Free Tax Help Still Available This Summer for Late Filers

Households that missed the April 15 tax deadline can still receive free help filing their 2018 taxes this summer at several locations across the Sacramento region, thanks to United Way California Capital Region’s Free Tax Prep program, supported by Citi. IRS-certified volunteers will provide free basic tax return preparation with electronic filing and help guests claim the maximum tax credits for which they are eligible, saving filers an average of $200 in preparer fees and often earning thousands of dollars in credits.

Help is available by appointment only at South Natomas Community Center, Yolo County Children’s Alliance in West Sacramento, and three Asian Resources locations across Sacramento. To receive help, households must have earned $60,000 or less in 2018. Services are available in several languages. To make an appointment, call 2-1-1 or (800) 500-4931 (toll free). For more information, visit YourFreeTaxPrep.org.

More than $11 million in credits have already been claimed across the Sacramento region this year through United Way’s program, up more than $1 million from last year. More than 9,000 local households have received free help from nearly 500 volunteers, saving a total of $1.8 million in tax preparation fees.

“It’s not too late to take advantage of this service that can help families receive hundreds, even thousands, of dollars in refunds to help them become financially stable,” said Stephanie Bray, president and CEO, United Way California Capital Region.

Households that earned $66,000 or less in 2018 are eligible to file their taxes for free online at MyFreeTaxes.org through a partnership with United Ways of California. The site provides households with free tax help they can trust and guides users through federal and state filing, including tax credits, with software powered by H&R Block. Users need a valid email address, income forms and Adjusted Gross Income from 2018.
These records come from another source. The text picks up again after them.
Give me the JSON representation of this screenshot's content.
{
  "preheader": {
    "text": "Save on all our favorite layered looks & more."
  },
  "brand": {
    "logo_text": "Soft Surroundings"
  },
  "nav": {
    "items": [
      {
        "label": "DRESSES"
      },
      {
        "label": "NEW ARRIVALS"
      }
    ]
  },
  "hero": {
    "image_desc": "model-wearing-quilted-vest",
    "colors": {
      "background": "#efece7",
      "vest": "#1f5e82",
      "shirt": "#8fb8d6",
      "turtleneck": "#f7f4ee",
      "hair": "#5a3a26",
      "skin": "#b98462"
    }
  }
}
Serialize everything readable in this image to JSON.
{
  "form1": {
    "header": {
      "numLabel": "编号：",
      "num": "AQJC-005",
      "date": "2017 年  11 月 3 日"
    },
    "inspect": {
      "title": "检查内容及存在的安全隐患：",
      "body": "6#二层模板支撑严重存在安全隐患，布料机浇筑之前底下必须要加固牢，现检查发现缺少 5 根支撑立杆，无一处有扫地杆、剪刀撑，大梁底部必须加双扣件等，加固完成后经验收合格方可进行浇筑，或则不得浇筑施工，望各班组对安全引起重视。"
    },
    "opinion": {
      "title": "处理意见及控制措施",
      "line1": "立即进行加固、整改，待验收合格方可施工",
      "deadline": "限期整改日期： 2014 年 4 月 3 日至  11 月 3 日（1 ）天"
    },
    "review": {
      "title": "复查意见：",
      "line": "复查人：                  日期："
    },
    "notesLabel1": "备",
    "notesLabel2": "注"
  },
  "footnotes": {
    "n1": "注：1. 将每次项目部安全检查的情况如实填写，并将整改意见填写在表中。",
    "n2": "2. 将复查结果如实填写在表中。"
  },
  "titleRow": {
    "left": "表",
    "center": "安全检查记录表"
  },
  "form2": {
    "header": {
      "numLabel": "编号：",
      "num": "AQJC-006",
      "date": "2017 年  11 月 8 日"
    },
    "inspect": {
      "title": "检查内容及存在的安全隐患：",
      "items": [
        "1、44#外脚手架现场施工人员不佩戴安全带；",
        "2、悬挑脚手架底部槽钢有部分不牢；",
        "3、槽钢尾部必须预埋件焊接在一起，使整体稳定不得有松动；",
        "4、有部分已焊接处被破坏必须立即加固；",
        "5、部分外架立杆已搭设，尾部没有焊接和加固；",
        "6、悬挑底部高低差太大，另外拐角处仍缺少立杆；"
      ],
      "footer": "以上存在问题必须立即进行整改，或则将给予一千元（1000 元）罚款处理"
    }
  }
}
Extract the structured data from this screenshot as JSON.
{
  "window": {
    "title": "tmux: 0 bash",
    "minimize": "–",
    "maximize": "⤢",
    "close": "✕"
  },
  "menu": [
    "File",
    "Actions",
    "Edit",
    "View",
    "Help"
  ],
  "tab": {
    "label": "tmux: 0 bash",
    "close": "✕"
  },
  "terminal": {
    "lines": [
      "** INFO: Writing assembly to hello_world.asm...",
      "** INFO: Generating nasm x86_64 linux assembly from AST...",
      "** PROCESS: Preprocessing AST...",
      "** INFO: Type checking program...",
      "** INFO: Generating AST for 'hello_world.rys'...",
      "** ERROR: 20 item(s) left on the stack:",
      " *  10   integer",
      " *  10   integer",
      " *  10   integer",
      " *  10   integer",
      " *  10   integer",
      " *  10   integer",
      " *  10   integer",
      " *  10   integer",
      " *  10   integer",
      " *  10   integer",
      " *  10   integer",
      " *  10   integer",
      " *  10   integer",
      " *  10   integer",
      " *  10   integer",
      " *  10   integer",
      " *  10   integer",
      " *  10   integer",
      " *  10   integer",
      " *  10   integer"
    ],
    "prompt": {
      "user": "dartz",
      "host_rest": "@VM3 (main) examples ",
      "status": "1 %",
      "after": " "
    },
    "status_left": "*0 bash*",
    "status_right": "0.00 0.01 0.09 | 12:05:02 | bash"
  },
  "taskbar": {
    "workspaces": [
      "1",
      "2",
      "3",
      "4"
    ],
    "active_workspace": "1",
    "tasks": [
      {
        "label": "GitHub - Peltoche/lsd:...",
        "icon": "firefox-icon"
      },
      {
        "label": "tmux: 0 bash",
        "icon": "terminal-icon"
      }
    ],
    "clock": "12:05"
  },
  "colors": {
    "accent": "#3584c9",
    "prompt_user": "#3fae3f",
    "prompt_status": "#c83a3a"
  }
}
This year, more households are eligible to claim federal and state Earned Income Tax Credits (EITC and Cal EITC), Child Tax Credit, and Credit for the Elderly or the Disabled. Age qualification for Cal EITC has been expanded to include ages 18-24 and working adults ages 65 and up, giving more taxpayers the opportunity to earn up to $6,500 in credits, including those who are self-employed. Many Cal EITC-eligible households are not legally required to file taxes due to very low incomes; however if they do file, they can claim the state and federal credits for which they are eligible. For more information about available tax credits, visit YourFreeTaxPrep.org.

“The Earned Income Tax Credit is a vital tool that provides families with a much-needed cash infusion, one that can help them pay down debts, cover expenses, and even get on the road to saving and planning for the future, ” said Mary Hogarty, vice president, Citi Community Development. “Through our support for United Way California Capital Region, we aim to help them expand access to tax credits like the EITC and free tax preparation for eligible people that help enable more working families to build resilient financial futures.”

Other sponsors of United Way’s 2019 Free Tax Prep program include the IRS, the State of California Department of Community Services and Development, and the Sacramento Municipal Utility District.

For nearly 100 years, United Way California Capital Region has brought local people together to make community change happen. Today, the nonprofit is bringing people together across Amador, El Dorado, Sacramento, Placer and Yolo counties for its Square One Project, a 20-year promise to significantly increase the number of students in our region who graduate from high school ready for success in college and beyond. United Way believes ending generational poverty starts in school and is working to ensure kids meet important milestones and their families receive support and resources. To learn more and make a donation: YourLocalUnitedWay.org.